Owners Dave and Krystiana Rizo swear by it to get the creamiest, silkiest queso. But, assuming most home cooks don’t have sodium citrate lying around, there had to be an equally good option, right? Vaculin was sure she could find a workaround.
She tried a few different techniques to get an even and emulsified cheese-melt. Evaporated milk alongside baking soda and lemon juice would purportedly result in a velvety queso. But, after tinkering with the ratios, Vaculin conceded that it just wasn’t right. “It works to a point,” she said, “but the queso definitely got more clumpy as it sat.” In the end, the magic of sodium citrate simply couldn’t be replicated. Here’s why:
Usually, when cheese melts, the fat and proteins begin to separate, but sodium citrate “binds them together so that when they melt, they do it evenly and homogeneously,” Vaculin explains. Keeping the mixture homogenized ensures that this queso fundido can stand the test of time. As Vaculin discovered in her testing, there really is no substitute for sodium citrate in this recipe. “The amazing thing about the sodium citrate version was that it stayed beautiful and viscous even as it sat on the pass for hours, which was kind of amazing and really sold us on ‘Okay, this is worth it.’”
Don’t be discouraged by its somewhat sciency name—sodium citrate is not difficult to find. It’s available on Amazon, as well as in some specialty grocery stores. Sodium citrate allows any cheese to melt evenly, which means it’s also useful for, say, macaroni and cheese or a fondue if you’re feeling fancy. Chances are you’ve actually already had sodium citrate in cheeses like Velveeta or American cheese—it helps both melt evenly without separating.

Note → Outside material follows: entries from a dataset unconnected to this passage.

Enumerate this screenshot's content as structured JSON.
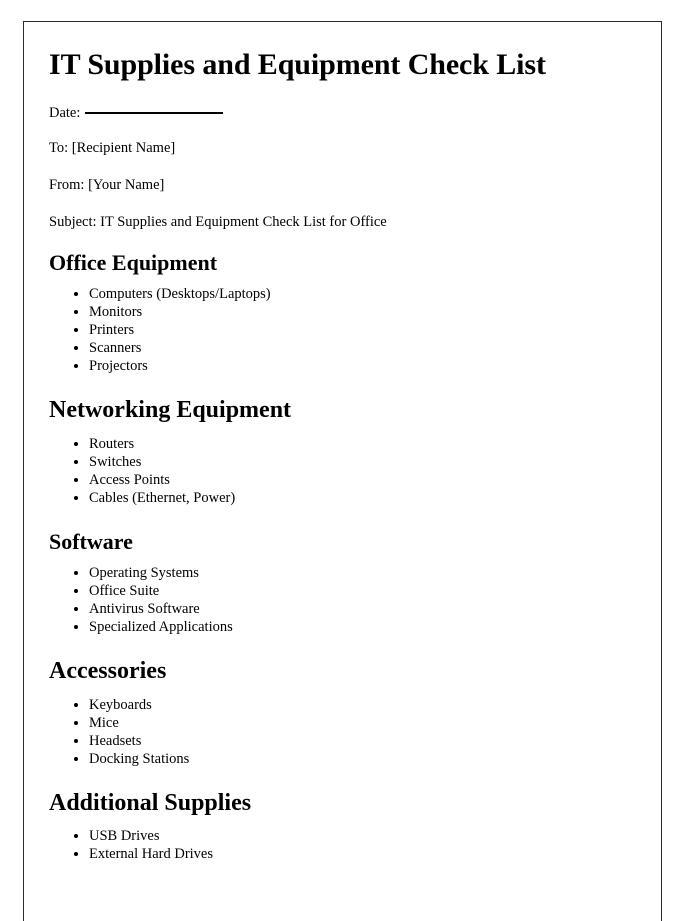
{
  "document": {
    "title": "IT Supplies and Equipment Check List",
    "meta": {
      "date_label": "Date:",
      "to_line": "To: [Recipient Name]",
      "from_line": "From: [Your Name]",
      "subject_line": "Subject: IT Supplies and Equipment Check List for Office"
    },
    "sections": [
      {
        "heading": "Office Equipment",
        "items": [
          "Computers (Desktops/Laptops)",
          "Monitors",
          "Printers",
          "Scanners",
          "Projectors"
        ]
      },
      {
        "heading": "Networking Equipment",
        "items": [
          "Routers",
          "Switches",
          "Access Points",
          "Cables (Ethernet, Power)"
        ]
      },
      {
        "heading": "Software",
        "items": [
          "Operating Systems",
          "Office Suite",
          "Antivirus Software",
          "Specialized Applications"
        ]
      },
      {
        "heading": "Accessories",
        "items": [
          "Keyboards",
          "Mice",
          "Headsets",
          "Docking Stations"
        ]
      },
      {
        "heading": "Additional Supplies",
        "items": [
          "USB Drives",
          "External Hard Drives"
        ]
      }
    ]
  }
}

The recipe that Vaculin settled on is lighter than some other formulations—closer to a sauce than a cloyingly thick scooper. “This is more like the consistency of a hot fudge,” Vaculin explains. “It definitely will still coat your chip, but it’s not a huge scoop where you’re piling it up on itself.” The addition of sodium citrate allows cheddar (a finicky melter, depending on its age) to become the foundation, bolstered by beer for a malty tang. Chopped jalapeños bring a kick of heat, then chorizo and Oaxaca cheese top off this melty beauty.